From now on, the SG Election Code, Internal Rules and Bylaws and Constitution will be reviewed by the UT Office of the Vice President of Legal Affairs, said Dean of Students Soncia Reagins-Lilly.

Reagins-Lilly said Friday the Office of the Dean of Students will work with Lund, Brown and the new SG General Assembly to address concerns and clarify the Election Code, the document governing the campus-wide general elections.

“It’s important to have these governing documents reviewed by UT legal or a designated legal office,” Reagins-Lilly said. “It’s a great responsibility to sit with all those documents and make sure we’re all satisfied.”

The prolonged election brought about the lowest voter turnout for president and vice president in the past three years. With 4,483 votes cast, voter turnout decreased 41 percent compared to last year, in which 7,883 voted. In 2010, 8,654 students voted. Less than 10 percent of the student body voted in the race between Lund and opponent John Lawler.

Madison Gardner, a former SG presidential candidate, filed a lawsuit against UT on Feb. 27 and argued the Election Code provision that led to his first disqualification violated his constitutional rights to freedom of association under the First Amendment.

In addition to the Election Code review, one student has recently started a petition to redo the SG elections or abolish SG altogether.

Samantha Smith, a Middle Eastern studies junior, claims she is one among many students feeling disenfranchised by the decisions of the board and Judicial Court, who disqualified both Gardner and former candidate Yaman Desai. She said she felt the entities were biased. Smith said a petition to recall the election or abolish SG has more than 200 signatures but did not provide evidence to The Daily Texan.
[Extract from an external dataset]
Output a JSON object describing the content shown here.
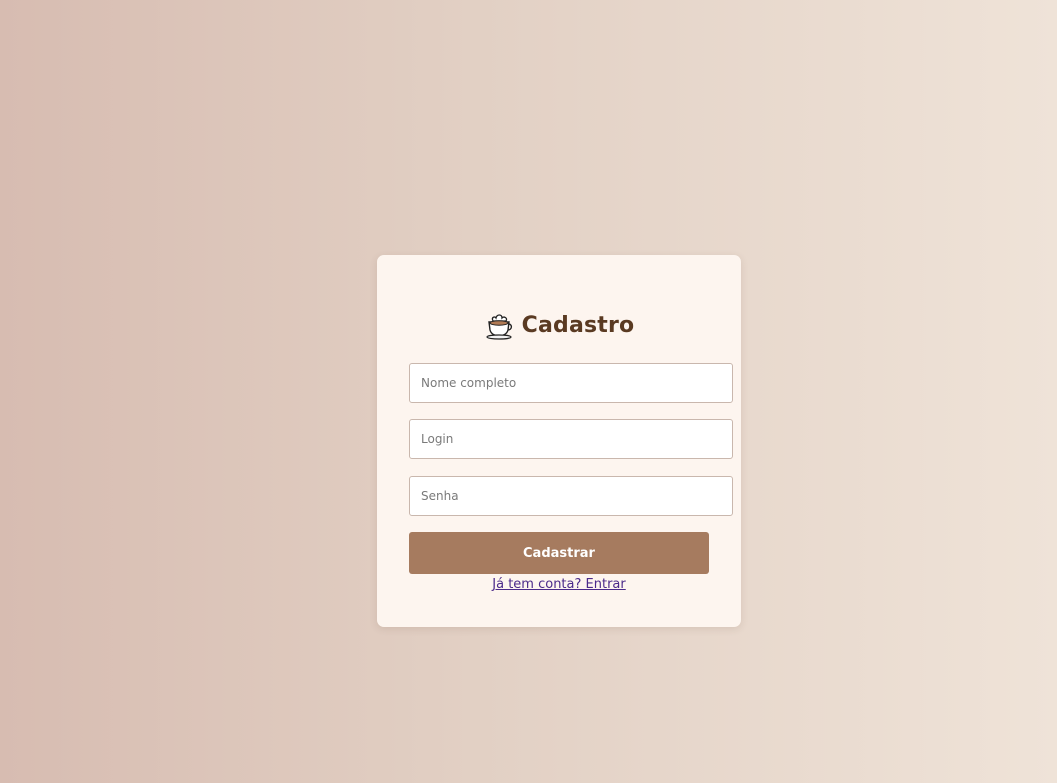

Smith said Monday she became the face of Abolish SG because other students do not want to come forward since they are still gathering information to prove the board and court’s bias. She said she previously supported candidates Desai and Gardner and had to revaluate her vote after each got disqualified.

At the meeting, Smith apologized for using the word “abolish” in her initiative and said she wanted to work with SG to rewrite the Election Code and restructure the Judicial Branch and Election Supervisory Board.

“I have full faith in all the University representatives, and I apologize for the light I shone on you — I am behind Thor/Wills,” Smith said. “I am not the sole person behind Abolish SG and I think this a fair recollection of the process and recollections of the student body.”

Eric Nimmer, Election Supervisory Board chair, said in an email addressed to Smith and others that he and other members of the board were upset because Smith did not present the full facts of the case in her petition.

“We are not dissatisfied with your cause because of what your cause calls for,” Nimmer said in the email. “Many of us would probably sign up if it was that simple, but it was the way you try to get to your end.”

Daniel Hung, agency director of the Students With Disabilities Agency of SG, said the image of SG has been damaged because of the prolonged elections.

He said he does not approve of the Abolish SG campaign because many students do not know what SG does on campus and how it positively impacts students.

In addition to funding Students With Disabilities, SG also has agencies to engage students in civic participation and provide representation to underrepresented students, among others.

“I think after this election there’s definitely been a loss of trust in SG,” Hung said. “I believe [the Election Supervisory Board and Judicial Board] are separate from the other parts of SG, which I’m a part of.”

Printed on Wednesday, April 4, 2012 as: Lund, Brown sworn in as questions linger